Source data
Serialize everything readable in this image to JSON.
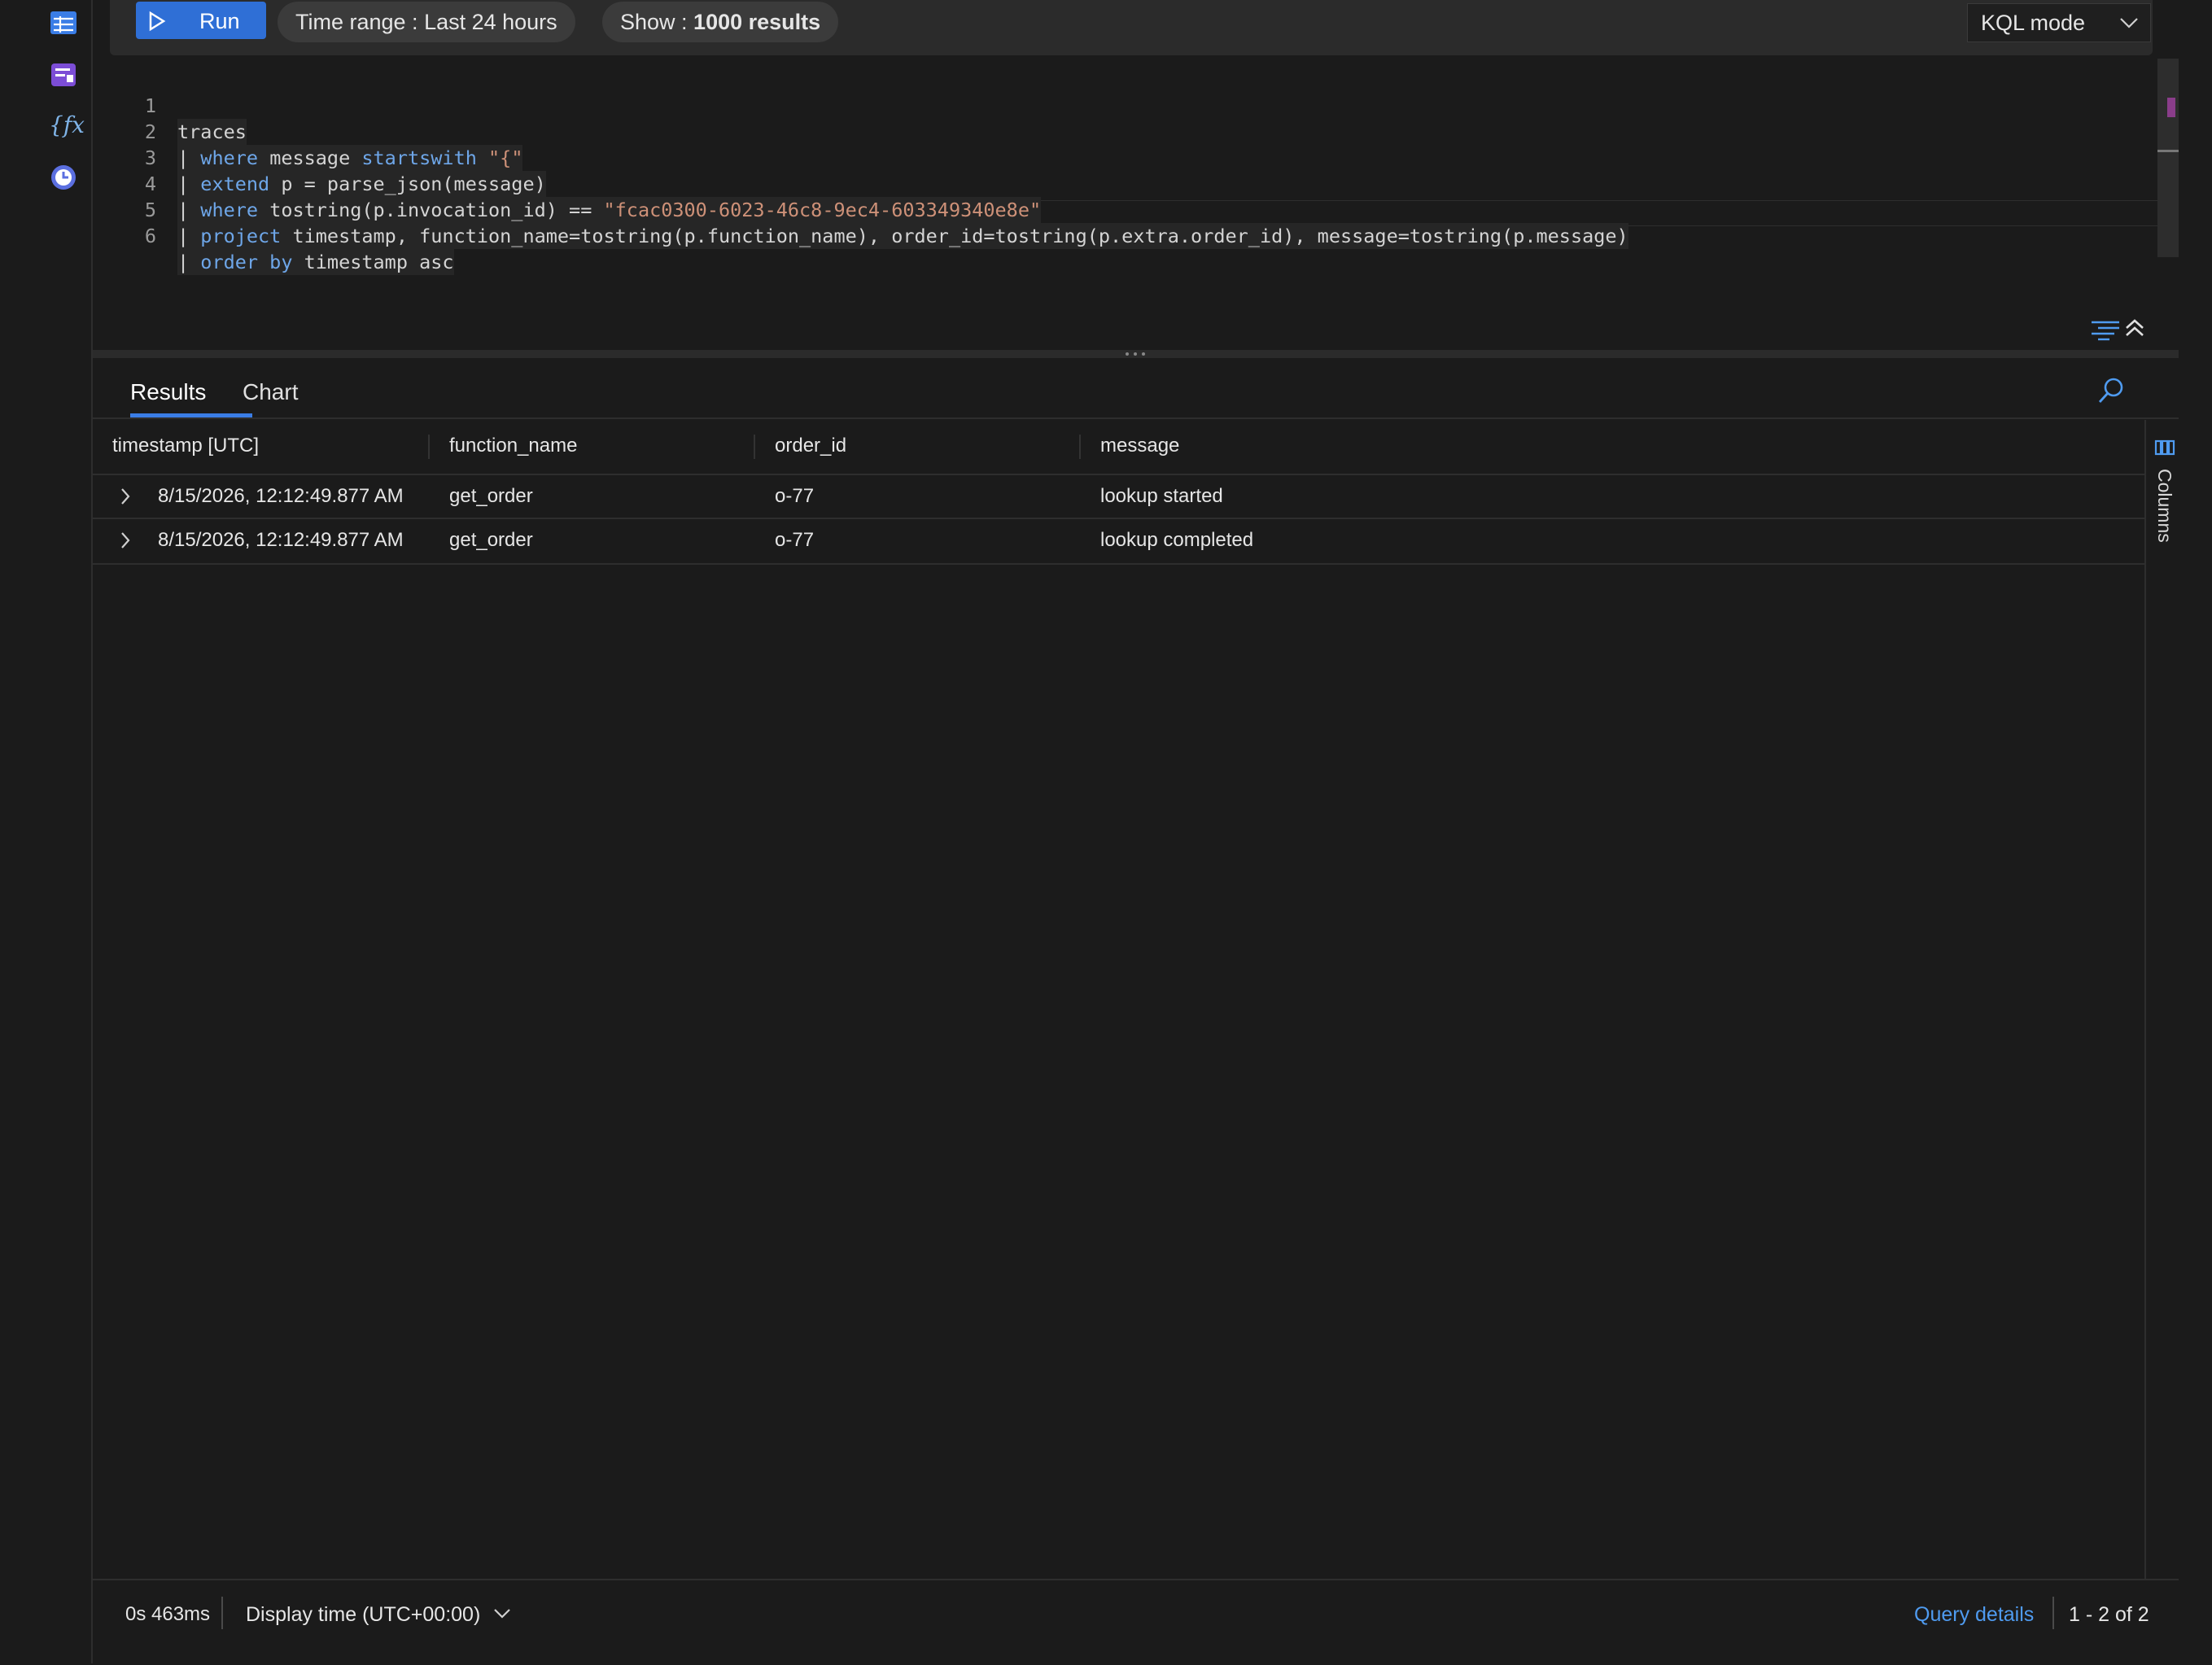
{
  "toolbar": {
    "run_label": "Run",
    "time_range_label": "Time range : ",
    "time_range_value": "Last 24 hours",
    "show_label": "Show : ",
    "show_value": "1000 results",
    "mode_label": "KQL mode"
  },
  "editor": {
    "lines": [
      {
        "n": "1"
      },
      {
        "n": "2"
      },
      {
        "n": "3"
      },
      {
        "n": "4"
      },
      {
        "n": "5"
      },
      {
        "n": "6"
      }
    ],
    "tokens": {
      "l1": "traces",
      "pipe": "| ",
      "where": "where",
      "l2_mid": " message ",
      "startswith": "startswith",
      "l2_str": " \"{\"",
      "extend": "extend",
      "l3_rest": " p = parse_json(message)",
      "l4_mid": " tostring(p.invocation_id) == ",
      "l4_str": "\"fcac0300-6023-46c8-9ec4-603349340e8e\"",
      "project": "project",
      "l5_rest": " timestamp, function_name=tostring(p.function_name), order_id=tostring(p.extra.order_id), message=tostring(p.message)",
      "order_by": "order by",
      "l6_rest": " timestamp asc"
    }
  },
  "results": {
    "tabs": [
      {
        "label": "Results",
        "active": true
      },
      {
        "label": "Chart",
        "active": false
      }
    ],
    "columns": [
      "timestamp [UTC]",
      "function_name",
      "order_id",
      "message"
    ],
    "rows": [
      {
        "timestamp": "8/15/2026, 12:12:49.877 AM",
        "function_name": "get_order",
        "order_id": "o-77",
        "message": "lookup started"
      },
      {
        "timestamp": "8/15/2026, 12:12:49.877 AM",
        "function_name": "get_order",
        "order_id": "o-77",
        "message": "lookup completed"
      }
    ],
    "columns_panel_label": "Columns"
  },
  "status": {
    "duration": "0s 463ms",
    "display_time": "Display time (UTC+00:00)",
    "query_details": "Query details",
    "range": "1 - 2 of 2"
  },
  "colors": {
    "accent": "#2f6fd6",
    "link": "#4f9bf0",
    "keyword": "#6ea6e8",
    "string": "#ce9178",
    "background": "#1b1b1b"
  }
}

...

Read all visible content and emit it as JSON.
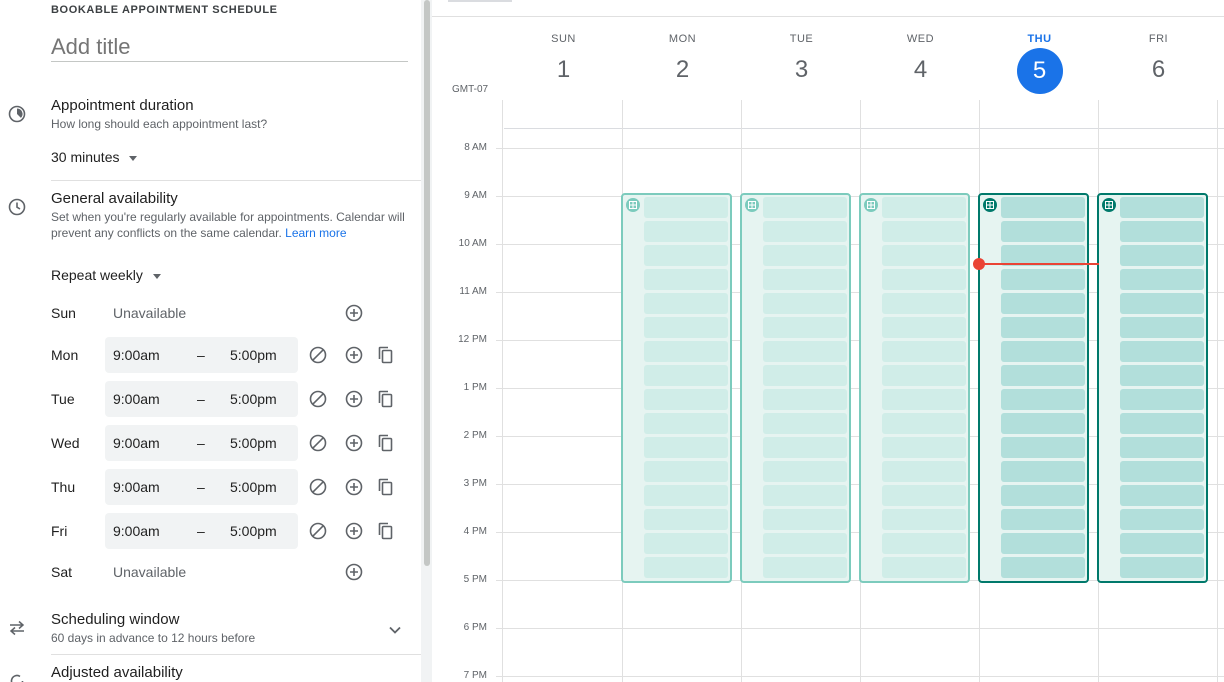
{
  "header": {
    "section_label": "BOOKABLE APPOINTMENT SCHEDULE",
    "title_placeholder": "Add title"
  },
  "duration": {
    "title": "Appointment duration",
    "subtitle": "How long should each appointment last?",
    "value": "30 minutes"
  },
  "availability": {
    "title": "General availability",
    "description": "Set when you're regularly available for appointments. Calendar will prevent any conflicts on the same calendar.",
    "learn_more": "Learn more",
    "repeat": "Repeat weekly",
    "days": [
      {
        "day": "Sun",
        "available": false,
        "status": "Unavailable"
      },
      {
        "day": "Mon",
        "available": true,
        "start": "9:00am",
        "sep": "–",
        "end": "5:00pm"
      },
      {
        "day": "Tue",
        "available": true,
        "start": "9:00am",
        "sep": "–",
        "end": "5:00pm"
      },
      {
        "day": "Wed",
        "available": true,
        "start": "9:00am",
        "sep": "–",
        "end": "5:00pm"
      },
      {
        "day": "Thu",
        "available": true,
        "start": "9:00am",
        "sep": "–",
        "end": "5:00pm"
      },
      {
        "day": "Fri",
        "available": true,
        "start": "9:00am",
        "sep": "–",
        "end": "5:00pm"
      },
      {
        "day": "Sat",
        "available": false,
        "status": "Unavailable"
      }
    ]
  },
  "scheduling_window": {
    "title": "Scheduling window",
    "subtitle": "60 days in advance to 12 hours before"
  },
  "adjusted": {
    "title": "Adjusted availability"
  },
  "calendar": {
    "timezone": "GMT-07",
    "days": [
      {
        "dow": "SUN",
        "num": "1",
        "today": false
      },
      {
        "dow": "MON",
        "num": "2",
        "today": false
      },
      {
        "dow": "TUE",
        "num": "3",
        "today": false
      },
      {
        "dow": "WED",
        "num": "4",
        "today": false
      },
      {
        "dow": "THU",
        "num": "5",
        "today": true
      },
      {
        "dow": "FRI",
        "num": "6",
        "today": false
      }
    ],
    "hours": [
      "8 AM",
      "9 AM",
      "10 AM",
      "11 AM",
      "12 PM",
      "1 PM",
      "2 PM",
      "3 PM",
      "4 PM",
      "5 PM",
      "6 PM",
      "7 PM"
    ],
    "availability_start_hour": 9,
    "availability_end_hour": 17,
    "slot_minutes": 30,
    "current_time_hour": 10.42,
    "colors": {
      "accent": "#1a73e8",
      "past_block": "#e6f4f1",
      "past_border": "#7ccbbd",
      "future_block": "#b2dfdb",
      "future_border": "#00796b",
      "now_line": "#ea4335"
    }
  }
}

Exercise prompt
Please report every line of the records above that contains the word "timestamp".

Solution to the exercise
      "l5_rest": " timestamp, function_name=tostring(p.function_name), order_id=tostring(p.extra.order_id), message=tostring(p.message)",
      "l6_rest": " timestamp asc"
      "timestamp [UTC]",
        "timestamp": "8/15/2026, 12:12:49.877 AM",
        "timestamp": "8/15/2026, 12:12:49.877 AM",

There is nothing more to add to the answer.